The applicant proposes to set up a Dedicated Resort for MLAs in the National Capital Region of Delhi. The Resort, tentatively named “Vishaal Ghudashaal” (English: “Magnificent Horse-Stable” to convey a sense of stability as well as the pleasant atmosphere of horse-trading) will have a capacity to accommodate up to 84 MLAs at a time. It will provide 7-star facilities to its illustrious guests even while ensuring that a Z++ -level security ring prevents any unseemly, uninvited or untoward surveillance or intrusions by reporters, photographers and other outsiders that might disturb the tranquility of the guests.

The Resort is proposed to be set up as a ‘Pilot Venture‘ (inspired by recent events in Rajasthan following the exit of Shri Sachin Pilot, MLA, from the Congress party).  In the long term, it is hoped that this Project can be scaled up to establish similar Resorts in other locations across the country.

Financial viability

[Detailed analyses attached at Annexures 1–18]

  • Occupancy level of the Resort is critical to the financial viability of the Project. Here, the occupancy prospects are extremely encouraging, with as many as 10 states going to assembly polls between 2020–2023 to elect 1260 MLAs, a large proportion of whom are likely to seek refuge in the proposed Resort.
Current Assembly lapses inStateNo. of MLA seats
2020 DecemberBihar243
2021 MarchAssam126
2021 MarchJ & K  87
2021 MayKerala140
2022 MarchGoa  40
2022 MarchManipur  60
2022 DecemberGujarat182
2022 DecemberHimachal Pradesh  68
2023 MayKarnataka224
2023 DecemberChhattisgarh  90
Total1260
State Assembly elections due between 2020-2023
  • Historical data and reports show that a Resort-bound MLA typically receives an incentive of Rs 10–20 crores for remaining loyal to his/her parent party or for switching loyalty to another party [e.g. see this report. This provides an assurance as to the liquidity of the guest-MLAs and their respective political parties, and thereby strengthens and assures the financial viability of the Project. [Thus, even at 50% occupancy in the proposed 84-room Resort for a few weeks at a time, the increased liquid assets of the 42 guests would be in the range of Rs 420–840 crores—please see Annexure 9(c)].
  • The Project requires a capital investment of Rs 875 crores towards construction, finishing and commissioning of the Resort, including ‘hard’ and ‘soft’ infrastructure creation. To meet this amount, the applicant will contribute Rs 87 crores (10%), and seeks a term loan of Rs 788 crores (90%). The applicant will bring to bear his considerable expertise and experience in the Hospitality business to ensure the success of the venture.
  • The Resort is expected to be completed and launched within 36 months of release of the Term Loan. 
  •  The entire Term Loan of Rs 788 crores, along with interest, is projected to be repaid in full within a maximum of 12 months of launching the Resort.
  • The Term Loan may be viewed as a ‘Revolving Fund’ that will mirror the ‘Revolving Door’ dynamics of MLA defections, and enable the financing of more such Resorts in the long term on a sustainable basis. 

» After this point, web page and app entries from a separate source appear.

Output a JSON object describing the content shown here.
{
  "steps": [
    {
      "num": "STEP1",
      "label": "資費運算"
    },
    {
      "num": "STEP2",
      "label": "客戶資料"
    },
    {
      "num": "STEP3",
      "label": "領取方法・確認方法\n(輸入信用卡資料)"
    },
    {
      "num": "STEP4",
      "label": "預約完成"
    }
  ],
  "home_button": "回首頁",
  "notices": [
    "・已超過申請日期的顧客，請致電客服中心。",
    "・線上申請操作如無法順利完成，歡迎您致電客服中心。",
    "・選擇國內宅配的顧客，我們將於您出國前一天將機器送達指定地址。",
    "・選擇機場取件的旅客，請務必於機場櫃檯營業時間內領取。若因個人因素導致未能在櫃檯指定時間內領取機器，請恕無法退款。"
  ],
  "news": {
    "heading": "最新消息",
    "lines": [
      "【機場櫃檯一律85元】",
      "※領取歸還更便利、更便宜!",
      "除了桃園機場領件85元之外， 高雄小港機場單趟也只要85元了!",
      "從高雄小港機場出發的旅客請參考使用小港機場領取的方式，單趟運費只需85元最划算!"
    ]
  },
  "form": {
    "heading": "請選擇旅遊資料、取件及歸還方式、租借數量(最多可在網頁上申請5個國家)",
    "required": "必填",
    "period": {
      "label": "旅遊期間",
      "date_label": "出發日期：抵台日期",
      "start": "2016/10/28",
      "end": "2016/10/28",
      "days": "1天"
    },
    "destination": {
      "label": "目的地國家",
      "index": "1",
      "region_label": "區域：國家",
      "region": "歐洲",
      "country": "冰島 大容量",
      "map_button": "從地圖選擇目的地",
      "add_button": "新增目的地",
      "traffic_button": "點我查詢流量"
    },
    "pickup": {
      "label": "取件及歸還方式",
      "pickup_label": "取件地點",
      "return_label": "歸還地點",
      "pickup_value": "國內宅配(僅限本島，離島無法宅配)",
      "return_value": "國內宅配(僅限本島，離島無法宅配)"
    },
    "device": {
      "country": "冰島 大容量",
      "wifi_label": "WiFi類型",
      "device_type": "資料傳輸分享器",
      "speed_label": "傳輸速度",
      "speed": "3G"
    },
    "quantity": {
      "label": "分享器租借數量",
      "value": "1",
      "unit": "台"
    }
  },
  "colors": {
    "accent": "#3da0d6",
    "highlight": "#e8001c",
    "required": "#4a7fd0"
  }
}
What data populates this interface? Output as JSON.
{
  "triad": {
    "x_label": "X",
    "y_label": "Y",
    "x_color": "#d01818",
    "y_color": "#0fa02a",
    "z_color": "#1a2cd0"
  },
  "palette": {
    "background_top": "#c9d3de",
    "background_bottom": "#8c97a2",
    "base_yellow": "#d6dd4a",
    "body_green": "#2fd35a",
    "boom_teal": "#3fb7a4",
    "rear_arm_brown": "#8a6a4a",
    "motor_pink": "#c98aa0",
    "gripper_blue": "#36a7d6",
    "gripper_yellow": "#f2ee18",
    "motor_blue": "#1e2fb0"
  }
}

Credit facilities required

PurposeAmountRepayment
Setting up and running one 84-room high-security Luxury Resort in NCR Region, to accommodate  MLAs with high defection potential from all political parties across IndiaTerm Loan of Rs 788 crores  Within 12 months of commissioning the Luxury Resort
Working Capital Cash Credit of Rs 30 croresOn demand

I/We certify that all information furnished by me/us is true; that I/We have no existing borrowing arrangements with IB&G Bank; that no legal action is currently being taken against me/us ; that I/We shall furnish all other information that may be required by you in connection with my/our application, that this may also be exchanged by you with any agency you may deem fit; and that you, your representatives, or any other agency as authorized by you, may, at any time, inspect/verify our assets, books of accounts, etc., in our factory and business premises.

Date: 28th July 2020  

Place:  Delhi